The sun came out again, blazing through a vale of white. By 2:30 it looked to me eclipsed with the east horn matching the west horn of light. From my Somerville porch the eclipse is twisted to the west, not perpendicular with horizon to the southwest. Instead the horns of light, the corners of the open-mouth smile, are pointing to the West. Wisps of passing cloud give the sun, viewed through my very dark glasses, the look of smoking. As the world turns, the horns of the occluded sun appear to rotate downwards.
The moon stands before the sun, blocking about a third of light for what seems to me like a wonderfully long time. Yet it has only been 15 minutes.
I took a piece of paper, about 4 by 4 inches, and with a sewing needle poked a hole in the middle of it. Sunlight streamed through the window onto the kitchen table. I held the paper in the sunlight, tipping it to be more perpendicular to the sun. On table top a tiny bright spot appeared in the middle of the shadow square. I got out the magnifying lens, the one we keep for reading warning labels not meant to be read. Held the lens above the spot of light on the kitchen table, while in the other hand held the shadow puppet. Through the lens I thought I saw tiny crescent eclipsed sun. Concerned that perhaps I had made a crescent hole, I rotated the paper to turn the image. The image did not turn because it actually was a projection of the eclipsed sun through a pin hole.
The leaves and branches continued to rustle. Raucous sparrows continued to seesaw on willow branches while cleaning my neighbor’s bird feeder. A siren wailed in the distance. Here a passing cloud, or passing shadow of a sharp-shinned hawk, would have disturbed nature more than did the moon eclipsing the sun.
Another fifteen minutes passed and the moon counter-clocked across the face of the sun. The horns of the crescent sun tilted from West towards South. Clouds thickened and the sun faded from view. I took a look without the special glass and could not see because the sun was too bright, despite the cloak of clouds. My passing glance left momentary spots drifting before my eyes. I retreated to the kitchen table with pin-holed paper and magnifying lens to wait for sufficient clarity of light.
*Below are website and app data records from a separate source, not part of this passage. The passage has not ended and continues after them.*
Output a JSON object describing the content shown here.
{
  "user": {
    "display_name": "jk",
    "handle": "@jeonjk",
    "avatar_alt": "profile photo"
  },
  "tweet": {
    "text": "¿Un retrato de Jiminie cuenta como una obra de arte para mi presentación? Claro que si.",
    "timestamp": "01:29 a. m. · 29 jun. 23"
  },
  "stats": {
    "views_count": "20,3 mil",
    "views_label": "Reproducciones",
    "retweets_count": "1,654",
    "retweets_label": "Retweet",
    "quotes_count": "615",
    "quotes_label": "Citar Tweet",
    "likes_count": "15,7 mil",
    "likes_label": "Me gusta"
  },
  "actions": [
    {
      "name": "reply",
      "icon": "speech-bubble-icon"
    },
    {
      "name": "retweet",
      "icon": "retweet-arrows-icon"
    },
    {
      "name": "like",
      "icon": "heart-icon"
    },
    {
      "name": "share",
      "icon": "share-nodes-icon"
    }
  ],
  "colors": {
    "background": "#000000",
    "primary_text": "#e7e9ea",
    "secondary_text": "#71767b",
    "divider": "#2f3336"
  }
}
At 3:20 pm, an hour after a cloud hid the sun, the sun and moon continue to mostly hide while I sought glimpses of dark orb moving left across bright orb. The wind gusted stronger confirming that clouds moving in and fronts on the move were a great influence than was the moon passing before the sun.
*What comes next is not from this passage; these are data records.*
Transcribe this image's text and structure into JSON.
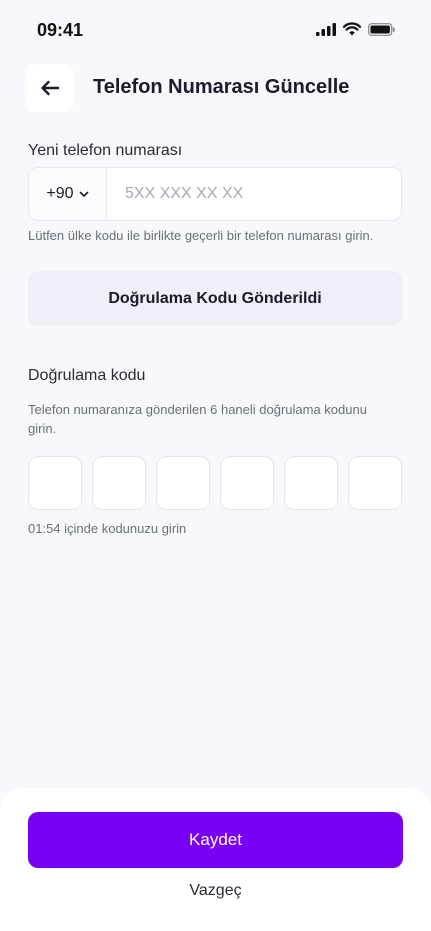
{
  "status_bar": {
    "time": "09:41",
    "icons": [
      "signal-icon",
      "wifi-icon",
      "battery-icon"
    ]
  },
  "header": {
    "back_icon": "arrow-left-icon",
    "title": "Telefon Numarası Güncelle"
  },
  "phone": {
    "label": "Yeni telefon numarası",
    "country_code": "+90",
    "country_icon": "chevron-down-icon",
    "value": "",
    "placeholder": "5XX XXX XX XX",
    "helper": "Lütfen ülke kodu ile birlikte geçerli bir telefon numarası girin."
  },
  "send_code": {
    "label": "Doğrulama Kodu Gönderildi"
  },
  "verification": {
    "label": "Doğrulama kodu",
    "description": "Telefon numaranıza gönderilen 6 haneli doğrulama kodunu girin.",
    "digits": [
      "",
      "",
      "",
      "",
      "",
      ""
    ],
    "timer_text": "01:54 içinde kodunuzu girin"
  },
  "actions": {
    "save_label": "Kaydet",
    "cancel_label": "Vazgeç"
  },
  "colors": {
    "primary": "#7a00f5",
    "background": "#f7f8fb",
    "code_sent_bg": "#f1eef8"
  }
}
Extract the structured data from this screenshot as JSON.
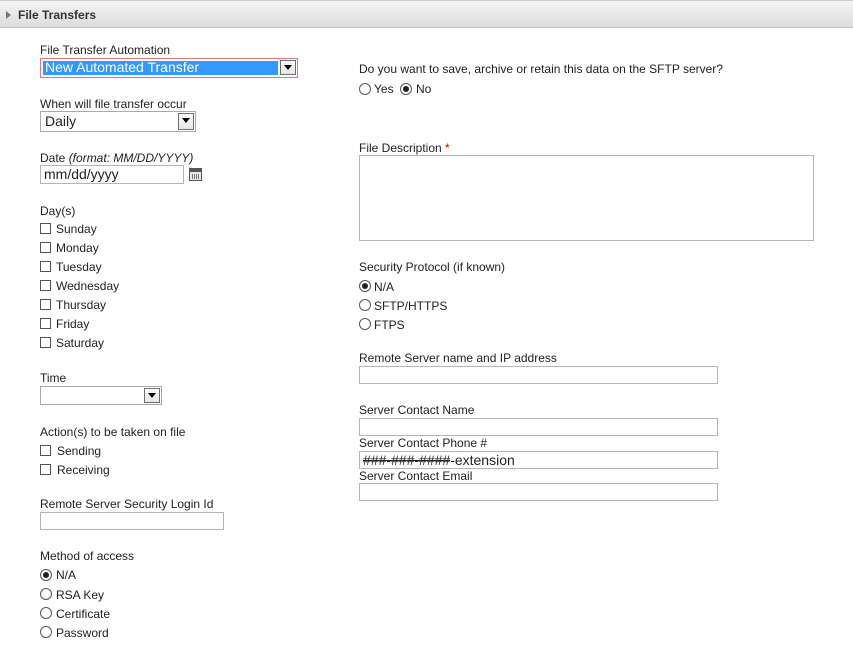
{
  "header": {
    "title": "File Transfers"
  },
  "left": {
    "automation_label": "File Transfer Automation",
    "automation_value": "New Automated Transfer",
    "frequency_label": "When will file transfer occur",
    "frequency_value": "Daily",
    "date_label": "Date ",
    "date_format_hint": "(format: MM/DD/YYYY)",
    "date_placeholder": "mm/dd/yyyy",
    "days_label": "Day(s)",
    "days": [
      "Sunday",
      "Monday",
      "Tuesday",
      "Wednesday",
      "Thursday",
      "Friday",
      "Saturday"
    ],
    "time_label": "Time",
    "time_value": "",
    "actions_label": "Action(s) to be taken on file",
    "actions": [
      "Sending",
      "Receiving"
    ],
    "login_label": "Remote Server Security Login Id",
    "login_value": "",
    "access_label": "Method of access",
    "access_options": [
      "N/A",
      "RSA Key",
      "Certificate",
      "Password"
    ],
    "access_selected": "N/A"
  },
  "right": {
    "retain_question": "Do you want to save, archive or retain this data on the SFTP server?",
    "retain_yes": "Yes",
    "retain_no": "No",
    "retain_selected": "No",
    "file_desc_label": "File Description ",
    "required_mark": "*",
    "file_desc_value": "",
    "protocol_label": "Security Protocol (if known)",
    "protocol_options": [
      "N/A",
      "SFTP/HTTPS",
      "FTPS"
    ],
    "protocol_selected": "N/A",
    "remote_server_label": "Remote Server name and IP address",
    "remote_server_value": "",
    "contact_name_label": "Server Contact Name",
    "contact_name_value": "",
    "contact_phone_label": "Server Contact Phone #",
    "contact_phone_placeholder_struck": "###-###-####",
    "contact_phone_placeholder_rest": "-extension",
    "contact_email_label": "Server Contact Email",
    "contact_email_value": ""
  }
}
The sparrows quieted down either because they had sufficient seed or because they’ve moved on to better pickings. Sunlight does not fall brightly again on the kitchen table.
3:45 pm, through my special eye protection glasses the clouds were black, they moved like waves of varying thicknesses over the sun, washing from right to the left side, where the black rim of the moon lingered before the sun. The moon that began at about 5, if the sun’s face were a clock, had swung around to 9. From there the moon continued to exit off to the left growing smaller in length and width.
By 4 pm, the inverted bite of apple had slipped away. Sun was round, complete once more. Moon and sun had gone their separate ways across the sky.
NOTE: The photograph was taken on August 22, 2017 by a student of Tom Hallock, Associate Professor of English at the University of Southern Florida, St. Petersburg. Tom and I were colleagues in John Elder’s nonfiction writing workshop at Orion’s Breadloaf Conference. John distributed what Annie Dillard called her finest essay, Dillard experiencing an eclipse. Tom distributed the article to his students and here it is in the photograph. I was most thrilled and envious to see the student had found a tree with pinhole-camera leaves projecting many eclipses onto Dillard’s piece. During the eclipse I searched the dozen or so small trees around my house for this solar effect without success. With students there are always wonderful discoveries.